Britain's Chief Rabbi has accused Professor Richard Dawkins, perhaps the world's most famous atheist, of writing "profoundly anti-Semitic" statements in his bestseller The God Delusion.
Dawkins, an Oxford evolutionary biologist, called the charge "ridiculous" at the BBC's RE:Think festival in Salford on Thursday, telling Lord Jonathan Sacks, in a debate about religion and science, that the piece was "anti-God" not anti-Semitic.
"The beginning of chapter two, which says the God of the Old Testament is the most unpleasant character in all fiction, that's a joke," he said.

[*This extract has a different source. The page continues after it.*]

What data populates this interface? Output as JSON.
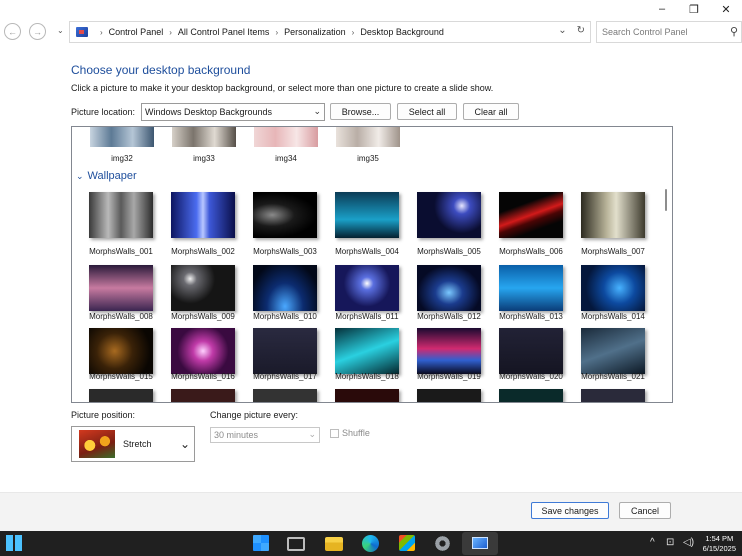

Richard Dawkins was part of a debate with the Chief Rabbi on religion and science
"How you can call that anti-Semitic, I don't even begin to understand. I can see why you might be offended by it, I can see why a Christian or a Muslim might be offended by it too - but not anti-Semitic."
Lord Sacks, who represents the largest stream of Orthodox Judaism in the UK, had pinpointed a passage in the book which compares God as portrayed in Jewish scriptures and the Old Testament as a cartoonish villain, a "vindictive, bloodthirsty ethnic cleanser", who is "jealous", "homophobic and racist", "petty", "pestilential", a “megalomaniac” and a "bully".
Lord Sacks, who will retire as Chief Rabbi next year, said: “There are Christian atheists and Jewish atheists, you read the Bible in a Christian way. Christianity has an adversarial way of reading what it calls the Old Testament – it has to because it says 'we’ve gone one better, we have a New Testament’.
“So you come prejudiced against what you call the Old Testament and that’s why I did not read the opening to chapter two in your book as a joke, I read it as a profoundly anti-Semitic passage.”
“It is anti the Jewish God, Richard.”
The Chief Rabbi said a passage in The God Delusion was 'profoundly antisemitic'
Dawkins said he believed that the God described in the Old Testament had deplorable values, mentioning "all that stuff about slaughtering the Amalekites”.
Lord Sacks insisted in the question session that followed that he and Dawkins were on very friendly terms. "I was not concerned that Richard was an anti-Semitic at all.
"I was concerned that he was using an anti-Semitic stereotype, which has run through a certain strand of the Christian reading of what is called the 'Old Testament' as a result of which thousands, if not hundreds of thousands of Jews, died in the Middle Ages because that's how people spoke about the God of the Old Testament."
The debate was the second time that Professor Dawkins and Lord Sacks have clashed in public, they debated on BBC Radio 4 in 2011.
The debate followed a BBC documentary, made by the Chief Rabbi for Jewish festival of Rosh Hashanah which is next week.
The rabbi explored why science and religion were so often at odds, declaring himself to be "fascinated by science".
He told the debate" "The rabbis in the 10th century laid down the following principle: if a biblical narrative is incompatible with established scientific fact, it is not to be read literally."